Let's talk about it with Democratic Senator Bill Nelson. He joins us now. He serves on the Finance Committee and he plans to vote for this stimulus bill.
Senator, good morning.
SEN. NELSON: Good morning. I wish I were in Ft. Myers, but I can't be there and be here and vote.
MR. SCOTT: Yeah, I'm sure you would like to be there with the president. How did things get so bad in Ft. Myers?
SEN. NELSON: It's the number one foreclosure rate in the entire country. Basically you had in that real estate bubble, you had a lot of cheap money that caused people to build houses or buy houses. The banks did not check whether or not they could afford the mortgages and then when everything started cascading in a downward spiral the other way, you have people that can't pay. That causes the foreclosures and that's what precipitated the entire national economic crisis and Ft. Myers, Florida is a good example of what started the whole thing.
MR. SCOTT: You said that you are planning to vote for the stimulus bill, the Senate's version. There's obviously going to have to be some wrangling to get together with the House on something for the president to sign. But some critics say and it primarily comes from the Republican side of the aisle that there isn't enough stimulus in this bill. How do you answer that?
SEN. NELSON: Well, that's simply not true. Eighty percent of the spending and tax cuts in the whole stimulus package take effect in the first two years, so that's simply not true, but equally as important in reviving the economy is what the Secretary of the Treasury just announced just a few minutes ago. He's scrapping the old TARP plan, which was the bailout plan. He's starting anew and he's coming out with all the controls so that it's not wasted like we saw in the last $350 billion. So in tandem, the stimulus spending, as well as the bank problem, those two should give a jumpstart to the economy to start to revive this economy.
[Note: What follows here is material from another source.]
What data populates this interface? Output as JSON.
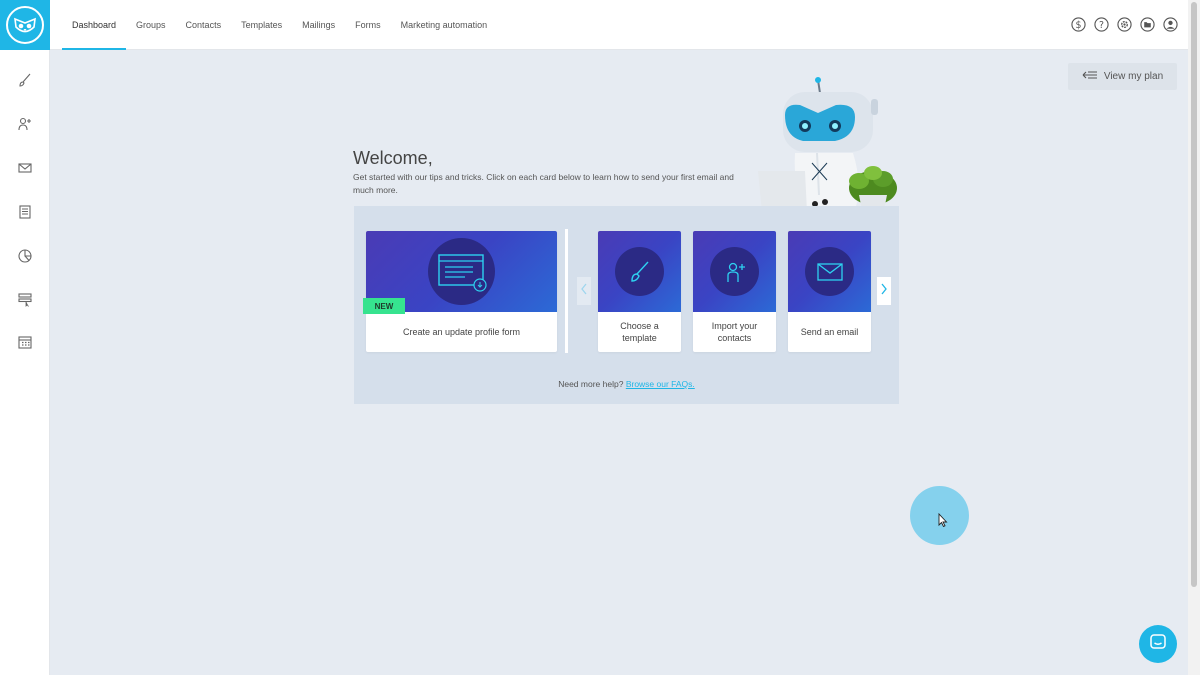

MR. SCOTT: You've only got a handful of Republicans on board in the Senate though, I mean, clearly, they are pretty skeptical of what this thing contains.
SEN. NELSON: Well, it takes 60 votes to get anything done and we got 61 and I wouldn't be surprised by the end of this week on the final passage if we don't have more senators that are Republicans say, look, we're hearing from the people, they're hurting, they're losing their homes and their jobs and we've got to help them and this is what's on the table to help them.
MR. SCOTT: All right. Florida Senator Bill Nelson, good to talk to you. Thanks.
SEN. NELSON: Thanks, Jon.